How to Create Flow Through A Shared Process

Published on March 1, 2013

Filed under: Shared Resources

How to Create Flow Through A Shared Process

This article is an excerpt from our “Ask the Expert Colum” featured in our March 2013 newsletter 

Q: I’ve created flow through many area of my operation, but the one area that’s proved difficult is the upstream, shared processes in my facility. There are so many parts passing through the machines there, and scheduling is always a challenge. What do you recommend when it comes to creating flow through shared resources?

A: First off, your thinking is already on the right track, since you indicated that you’re going to try to implement flow, not pull, through your shared resources. Supermarkets are often used to connect shared resources, both to one another and the downstream processes where flow more commonly takes over.

While supermarkets are a better option than uncontrolled inventory, flow is superior to them both because it is the method by which we can connect processes that involves the least amount of waste (and therefore also offers shorter lead times, faster throughput, and higher inventory turns, too).

When dealing with processes that produce parts for multiple product families (also known as shared resources), creating flow can indeed prove difficult. Central to creating flow through shared resources is the use of multiple FIFO lanes, not just one single FIFO lane. Using a single FIFO lane will likely lead to many of the same scheduling issues with which you are presently dealing because a single FIFO lane feeding a shared resource provides limited visibility into the time by which each part will be processed. 

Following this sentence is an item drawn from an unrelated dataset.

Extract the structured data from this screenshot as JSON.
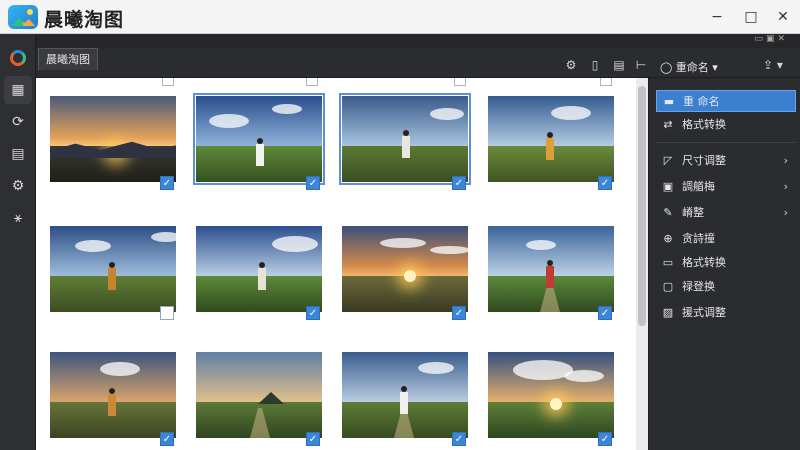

Additionally, as soon as one of the processes supplying the shared resource’s FIFO lane goes offline for some reason, our tendency will be to move that machine’s parts to the front of the FIFO lane once it comes back online, but this destroys the standard work and rules of FIFO we’ve developed, and soon we’ll find ourselves back to scheduling and managing our processes, our previous gain from flow reversed.

Instead of using a single FIFO lane to feed shared resources, multiple FIFO lanes offer a great way to create and sustain flow at these processes. Below is a simple example of how multiple FIFO lanes would work. Each process supplying the heat treat would produce parts for its product family and then place those parts into their own distinct FIFO lane feeding into the shared resource.  The shared resource would then empty and process each FIFO lane according to a standard sequence. 

A mix indicator, such as a sign with the words “Next Job” written on it, would tell everyone where the shared resource is in cycling through the FIFO lanes and which FIFIO lane is next to be emptied. And, since each FIFO lane holds one product family, everyone will know which product family is being processed, too. 

At batch processes, we probably will not be able to run a batch through the machine unless a certain amount of parts has accumulated first.  In each FIFO lane, then, we can put down a marker or identify a zone indicating that if parts have accumulated up to this point, we can safely run a batch through the machine.

The red lines in the diagram above would be the marker in this example (the thresholds can be different for different FIFO lanes). So, once product has accumulated past this point in a given FIFO lane, the heat treat can process that batch.  For non-batch processes, it may be possible to simply process the entire contents of each FIFO lane every time we cycle through it, though we would need to develop standard work for this.

Perhaps the most important benefit of a multiple FIFO lane system is that it provides regularity and repeatability to shared resources by creating a guaranteed turnaround time (GTT) for them. This means that everyone will know the time by which each FIFO lane will be emptied. Also, it means that if parts are in a FIFO lane by a certain time, then they are guaranteed to be processed by the shared resource by a certain time, and managers and supervisors will no longer have to spend their time chasing down parts, schedules, and priority lists to ensure demand is met.

The exact timing of the GTT involved will depend on the interval of the shared resource. Coupled together with multiple FIFO lanes, it represents an excellent way to create flow through this challenging part of the operation. 

 


Top